The best way to avoid confirmation bias is to understand our limitations as humans. We only have access to a limited amount of information at any given time, so it is logical that our views may change over time. Being open to change and different ideas is key to avoiding confirmation bias.
This can be summarized below:
- Admit the existence of confirmation bias.
- Look at other points of view and listen to the other side of the argument with an open mind.
- Surround ourselves with people whose opinions differ from ourselves to challenge existing ideas.
- Acknowledge that we do not know everything and that new information can help us understand the world.
- Understand that our views should and could change over time due to limited information.
- Be open to change and different ideas to avoid confirmation bias.
Confirmation Bias FAQs
Confirmation bias is where people ignore information that contradicts their existing beliefs. You can often identify it when people are unwilling to listen to new information or use that information in a way that confirms their belief.
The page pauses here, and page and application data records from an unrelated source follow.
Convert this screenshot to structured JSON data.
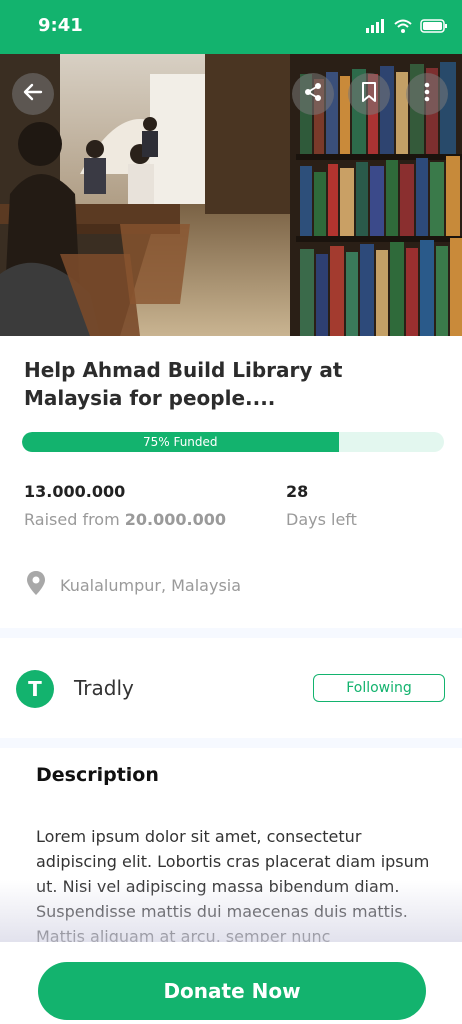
{
  "status_bar": {
    "time": "9:41"
  },
  "hero": {
    "back_icon": "arrow-left-icon",
    "share_icon": "share-icon",
    "bookmark_icon": "bookmark-icon",
    "more_icon": "more-vertical-icon"
  },
  "campaign": {
    "title": "Help Ahmad Build Library at Malaysia for people....",
    "progress_percent": 75,
    "progress_label": "75% Funded",
    "raised_amount": "13.000.000",
    "raised_from_prefix": "Raised from",
    "goal_amount": "20.000.000",
    "days_value": "28",
    "days_label": "Days left",
    "location": "Kualalumpur, Malaysia"
  },
  "seller": {
    "avatar_letter": "T",
    "name": "Tradly",
    "follow_label": "Following"
  },
  "description": {
    "heading": "Description",
    "body": "Lorem ipsum dolor sit amet, consectetur adipiscing elit. Lobortis cras placerat diam ipsum ut. Nisi vel adipiscing massa bibendum diam. Suspendisse mattis dui maecenas duis mattis. Mattis aliquam at arcu, semper nunc"
  },
  "cta": {
    "donate_label": "Donate Now"
  },
  "colors": {
    "brand_green": "#13B36E",
    "progress_track": "#E3F7EF"
  }
}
A heavy smoker comes across a study that states smoking causes lung cancer. Yet they reject it stating that the study is flawed. However, they later come across another study stating that smoking can cure lung cancer. They state that this study is accurate, thereby aligning with their belief that smoking doesn’t cause harm.
Confirmation bias makes us think inside an echo chamber, thereby restricting our ability to think outside the box. It makes it difficult for us to comprehend ideas or beliefs that are outside of our own. Therefore, it can reduce the amount of innovation and progress we make as a society.
On an individual level, it can stall career progress if we cannot adapt to new scenarios. By challenging our existing thoughts and beliefs, we are able to progress, grow our knowledge, and become more rounded individuals.
The best way to overcome confirmation bias is to obtain an open mind. By actively seeking out reasons why you may be wrong instead of why you are right, you can obtain a better and well rounded opinion.
Paul Boyce is an economics editor with over 10 years experience in the industry. Currently working as a consultant within the financial services sector, Paul is the CEO and chief editor of BoyceWire. He has written publications for FEE, the Mises Institute, and many others.